According to the Committee for Economic Development of Australia, ‘disruption is the new normal‘. While this phrase may seem to be a contradiction, it does highlight the pervasiveness of disruption as a strategic method for organisations wanting to gain a competitive edge.
The term ‘disruptive innovation’ appeared in a 1995 Harvard Business Review article ‘Disruptive Technologies: Catching the Wave,’ by Harvard Business School professor and business consultant, Clayton M. Christensen. In that article, ‘disruptive innovation’ was used to describe an innovative product or service that creates a new market, eventually going on to disrupt an existing market. Christensen used disruption to explain the seemingly consistent pattern of leading companies failing when technologies or markets change.
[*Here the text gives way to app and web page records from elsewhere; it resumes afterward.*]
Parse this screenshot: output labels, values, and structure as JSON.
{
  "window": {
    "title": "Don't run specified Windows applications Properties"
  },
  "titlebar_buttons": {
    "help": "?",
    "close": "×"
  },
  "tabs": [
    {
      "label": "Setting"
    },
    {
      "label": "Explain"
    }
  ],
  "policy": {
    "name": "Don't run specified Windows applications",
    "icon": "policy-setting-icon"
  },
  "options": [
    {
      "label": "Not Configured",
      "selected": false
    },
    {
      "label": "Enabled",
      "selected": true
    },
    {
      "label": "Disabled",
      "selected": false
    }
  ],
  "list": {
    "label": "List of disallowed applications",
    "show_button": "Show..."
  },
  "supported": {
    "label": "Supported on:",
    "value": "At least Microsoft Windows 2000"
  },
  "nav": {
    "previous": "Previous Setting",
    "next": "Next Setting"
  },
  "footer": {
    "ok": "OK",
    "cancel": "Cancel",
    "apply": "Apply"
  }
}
Today, the term ‘disruption’ has taken on a life of its own. It is now broadly and, often, mistakenly understood to simply mean innovation in an established market. But not all innovators are disruptive. The key for organisations looking to disrupt the status quo is to empower workers, or groups of workers, to be creative.
Creative inputs, be they generated within or without the organisation, can play a major role in disruption. Companies prepared to embrace the creative dynamic may be better placed to nurture a culture consistent with entrepreneurship.
A scalable delivery system can help companies use this creativity to be successful, regardless of the organisation’s size or age. Platform-as-a-Service (PaaS) is a technology that can help, as it enables the fast and safe development and deployment of new products and services to market. PaaS can help make experimentation cheap and simple with self-service access to efficiently reuse existing system resources. This means that when an idea works, they can rapidly and confidently move to production.
Many large, established organisations invest in new, innovative technology to retain their existing customer-base, yet sometimes this isn’t the right technology to retain the customer long-term. According to Christensen, the trick is to commercialise innovative technology in anticipation of future market demand, rather than current demand. This is where the disruptors come in.
PaaS can help companies that source the creative crowd to be ready and waiting for the changing market demands the incumbents can’t meet. Organisations failing to do so risk ‘disruption envy’, despite their best efforts to remain relevant. The value of the creative element behind disruption shouldn’t be underestimated. For new entrants, creativity can play a major role. These companies may be better-placed to problem solve as they are unencumbered by years of accumulated historical baggage and complexity.
For the incumbents, culture is often the hardest thing to change. Competitive advantages such as a customer-base, proven processes, and informational assets may lose their edge if risk-taking is discouraged. This is the first symptom before disruption envy sets in, which, if left unchecked, can prevent the organisation from responding effectively to environmental challenges, potentially rendering it obsolete.
To inspire innovation, companies should set the conditions that reinforce desirable behaviours, such as teamwork, feedback, and experimentation. PaaS technology can help by empowering people with low cost, fast self-service access to the resources they need to test their ideas.
About the author
Stefano Picozzi is the Platform-as-a-Service (PaaS) business development manager, Australia and New Zealand with Red Hat.